◆ **What to do**
Reprint all entries without any alteration.

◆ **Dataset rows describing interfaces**
-----
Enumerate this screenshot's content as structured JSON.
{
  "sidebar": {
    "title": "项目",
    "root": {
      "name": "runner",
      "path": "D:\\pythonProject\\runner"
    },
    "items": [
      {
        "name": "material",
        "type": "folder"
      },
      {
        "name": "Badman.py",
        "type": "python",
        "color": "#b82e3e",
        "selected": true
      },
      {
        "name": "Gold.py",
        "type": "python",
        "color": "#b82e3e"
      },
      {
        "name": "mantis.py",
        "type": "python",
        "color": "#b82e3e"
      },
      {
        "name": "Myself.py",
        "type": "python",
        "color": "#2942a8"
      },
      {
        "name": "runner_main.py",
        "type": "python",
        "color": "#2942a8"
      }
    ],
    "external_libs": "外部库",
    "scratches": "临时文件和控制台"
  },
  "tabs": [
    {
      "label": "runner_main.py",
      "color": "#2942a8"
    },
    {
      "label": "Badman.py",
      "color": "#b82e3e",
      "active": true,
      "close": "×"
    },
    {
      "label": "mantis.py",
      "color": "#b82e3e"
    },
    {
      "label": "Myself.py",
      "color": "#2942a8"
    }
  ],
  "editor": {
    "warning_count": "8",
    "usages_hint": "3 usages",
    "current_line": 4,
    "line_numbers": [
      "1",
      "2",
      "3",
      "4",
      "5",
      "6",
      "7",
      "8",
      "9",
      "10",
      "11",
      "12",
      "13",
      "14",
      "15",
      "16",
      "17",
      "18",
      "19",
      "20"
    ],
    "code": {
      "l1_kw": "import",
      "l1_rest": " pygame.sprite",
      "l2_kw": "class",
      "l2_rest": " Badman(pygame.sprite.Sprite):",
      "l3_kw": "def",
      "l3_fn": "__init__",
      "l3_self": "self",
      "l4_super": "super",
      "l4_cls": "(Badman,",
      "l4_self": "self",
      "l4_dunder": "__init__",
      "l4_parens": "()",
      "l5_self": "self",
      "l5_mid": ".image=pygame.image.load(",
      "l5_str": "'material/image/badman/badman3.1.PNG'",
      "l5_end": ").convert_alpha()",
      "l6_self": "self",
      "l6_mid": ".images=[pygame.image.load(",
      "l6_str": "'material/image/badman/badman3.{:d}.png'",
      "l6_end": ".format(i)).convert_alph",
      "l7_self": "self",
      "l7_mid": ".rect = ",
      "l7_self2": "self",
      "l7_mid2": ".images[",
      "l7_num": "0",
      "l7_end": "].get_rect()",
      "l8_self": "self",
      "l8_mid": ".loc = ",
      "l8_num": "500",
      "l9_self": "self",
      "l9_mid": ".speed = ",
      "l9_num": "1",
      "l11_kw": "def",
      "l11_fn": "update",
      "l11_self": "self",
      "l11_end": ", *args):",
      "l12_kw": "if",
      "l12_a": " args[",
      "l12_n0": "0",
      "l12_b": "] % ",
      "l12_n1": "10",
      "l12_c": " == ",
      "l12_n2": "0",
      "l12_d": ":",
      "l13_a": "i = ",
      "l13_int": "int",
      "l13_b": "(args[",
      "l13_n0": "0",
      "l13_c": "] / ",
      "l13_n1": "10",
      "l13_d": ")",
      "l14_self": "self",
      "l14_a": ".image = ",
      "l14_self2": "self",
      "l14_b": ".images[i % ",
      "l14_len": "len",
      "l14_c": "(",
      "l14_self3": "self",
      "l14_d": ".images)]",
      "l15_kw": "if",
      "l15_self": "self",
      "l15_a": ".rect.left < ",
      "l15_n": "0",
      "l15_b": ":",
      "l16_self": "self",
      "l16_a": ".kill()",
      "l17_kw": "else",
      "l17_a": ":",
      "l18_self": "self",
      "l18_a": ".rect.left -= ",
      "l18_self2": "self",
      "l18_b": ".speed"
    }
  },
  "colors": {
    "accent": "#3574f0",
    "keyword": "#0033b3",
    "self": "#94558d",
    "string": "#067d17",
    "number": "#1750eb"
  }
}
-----
◆ **Exercise response**
Enumerate this screenshot's content as structured JSON.
{
  "sidebar": {
    "title": "项目",
    "root": {
      "name": "runner",
      "path": "D:\\pythonProject\\runner"
    },
    "items": [
      {
        "name": "material",
        "type": "folder"
      },
      {
        "name": "Badman.py",
        "type": "python",
        "color": "#b82e3e",
        "selected": true
      },
      {
        "name": "Gold.py",
        "type": "python",
        "color": "#b82e3e"
      },
      {
        "name": "mantis.py",
        "type": "python",
        "color": "#b82e3e"
      },
      {
        "name": "Myself.py",
        "type": "python",
        "color": "#2942a8"
      },
      {
        "name": "runner_main.py",
        "type": "python",
        "color": "#2942a8"
      }
    ],
    "external_libs": "外部库",
    "scratches": "临时文件和控制台"
  },
  "tabs": [
    {
      "label": "runner_main.py",
      "color": "#2942a8"
    },
    {
      "label": "Badman.py",
      "color": "#b82e3e",
      "active": true,
      "close": "×"
    },
    {
      "label": "mantis.py",
      "color": "#b82e3e"
    },
    {
      "label": "Myself.py",
      "color": "#2942a8"
    }
  ],
  "editor": {
    "warning_count": "8",
    "usages_hint": "3 usages",
    "current_line": 4,
    "line_numbers": [
      "1",
      "2",
      "3",
      "4",
      "5",
      "6",
      "7",
      "8",
      "9",
      "10",
      "11",
      "12",
      "13",
      "14",
      "15",
      "16",
      "17",
      "18",
      "19",
      "20"
    ],
    "code": {
      "l1_kw": "import",
      "l1_rest": " pygame.sprite",
      "l2_kw": "class",
      "l2_rest": " Badman(pygame.sprite.Sprite):",
      "l3_kw": "def",
      "l3_fn": "__init__",
      "l3_self": "self",
      "l4_super": "super",
      "l4_cls": "(Badman,",
      "l4_self": "self",
      "l4_dunder": "__init__",
      "l4_parens": "()",
      "l5_self": "self",
      "l5_mid": ".image=pygame.image.load(",
      "l5_str": "'material/image/badman/badman3.1.PNG'",
      "l5_end": ").convert_alpha()",
      "l6_self": "self",
      "l6_mid": ".images=[pygame.image.load(",
      "l6_str": "'material/image/badman/badman3.{:d}.png'",
      "l6_end": ".format(i)).convert_alph",
      "l7_self": "self",
      "l7_mid": ".rect = ",
      "l7_self2": "self",
      "l7_mid2": ".images[",
      "l7_num": "0",
      "l7_end": "].get_rect()",
      "l8_self": "self",
      "l8_mid": ".loc = ",
      "l8_num": "500",
      "l9_self": "self",
      "l9_mid": ".speed = ",
      "l9_num": "1",
      "l11_kw": "def",
      "l11_fn": "update",
      "l11_self": "self",
      "l11_end": ", *args):",
      "l12_kw": "if",
      "l12_a": " args[",
      "l12_n0": "0",
      "l12_b": "] % ",
      "l12_n1": "10",
      "l12_c": " == ",
      "l12_n2": "0",
      "l12_d": ":",
      "l13_a": "i = ",
      "l13_int": "int",
      "l13_b": "(args[",
      "l13_n0": "0",
      "l13_c": "] / ",
      "l13_n1": "10",
      "l13_d": ")",
      "l14_self": "self",
      "l14_a": ".image = ",
      "l14_self2": "self",
      "l14_b": ".images[i % ",
      "l14_len": "len",
      "l14_c": "(",
      "l14_self3": "self",
      "l14_d": ".images)]",
      "l15_kw": "if",
      "l15_self": "self",
      "l15_a": ".rect.left < ",
      "l15_n": "0",
      "l15_b": ":",
      "l16_self": "self",
      "l16_a": ".kill()",
      "l17_kw": "else",
      "l17_a": ":",
      "l18_self": "self",
      "l18_a": ".rect.left -= ",
      "l18_self2": "self",
      "l18_b": ".speed"
    }
  },
  "colors": {
    "accent": "#3574f0",
    "keyword": "#0033b3",
    "self": "#94558d",
    "string": "#067d17",
    "number": "#1750eb"
  }
}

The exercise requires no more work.